Hamilton's chief rival, Ferrari's Sebastian Vettel, remains optimistic of mounting an improved challenge in 2018, when Fernando Alonso will be hoping McLaren's new partnership with Renault proves to be more productive than its underwhelming Honda relationship.
Halo's aesthetic impact
All F1 cars will be fitted with a protective 'Halo' next season, a barrier surrounding the driver's head, with the aim of minimising the potentially deadly impact of flying debris.
The device has received mixed reviews from the sport's stars, Hamilton ruing the toll it will take on the appearance of vehicles.
"It's the last race where the cars will look good," he told a news conference.
"From next year it is all downhill in terms of how it looks, but safety will go up at least. Maybe it'll start a new flipflop brand next year."
Of his title duel with Vettel, Hamilton added: "It was great to have those close battles this year with Sebastian, a four-time world champion you respect."
Personality of the year
Hamilton gave a noncommittal response when asked if there should be a greater range of individual awards to mark the end of the season.
Vettel, though, did not miss an opportunity to make a joke at his own expense, revisiting an infamous collision and subsequent argument between the two men in Azerbaijan, where the German appeared to intentionally ram into his rival.
"I should get move of the year, personality of the year and what was the last one, fair play?," he jokingly said.
"Okay, maybe not... but those other two for Baku."
Alonso struggles to find positives
The end of the 2017 campaign cannot arrive soon enough for Fernando Alonso and McLaren, who will be ending their partnership with Honda and starting to use Renault power units next year.
The British team have fallen badly off the pace set by Mercedes, Ferrari and Red Bull in recent years, leaving Alonso — a two-time world champion from his time with Renault — unable to demonstrate his undoubted quality behind the wheel.
Asked for one of his highlights from the final races of the McLaren-Honda partnership, the 36-year-old Spaniard said: "Erm, it is difficult to pick out one race, as the performance was never there.

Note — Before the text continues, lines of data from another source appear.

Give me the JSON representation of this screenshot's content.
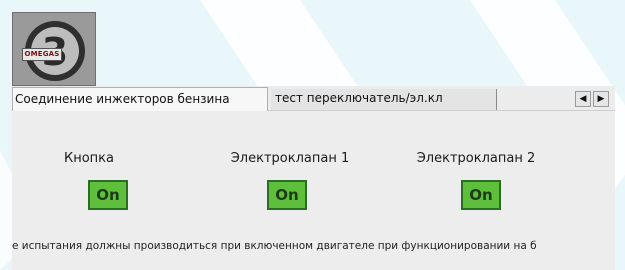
{
  "logo": {
    "numeral": "3",
    "text": "OMEGAS"
  },
  "tabs": [
    {
      "label": "Соединение инжекторов бензина"
    },
    {
      "label": "тест переключатель/эл.кл"
    }
  ],
  "scroll": {
    "left_glyph": "◀",
    "right_glyph": "▶"
  },
  "controls": [
    {
      "label": "Кнопка",
      "button": "On"
    },
    {
      "label": "Электроклапан 1",
      "button": "On"
    },
    {
      "label": "Электроклапан 2",
      "button": "On"
    }
  ],
  "footer": {
    "text": "е испытания должны производиться при включенном двигателе при функционировании на б"
  },
  "colors": {
    "button_on": "#5fbf3c",
    "background": "#e9f7fb",
    "panel": "#ececec"
  }
}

"I personally had a lot of expectations for the McLaren-Honda project but we didn't achieve the results so it's now time for a change and I'm optimistic."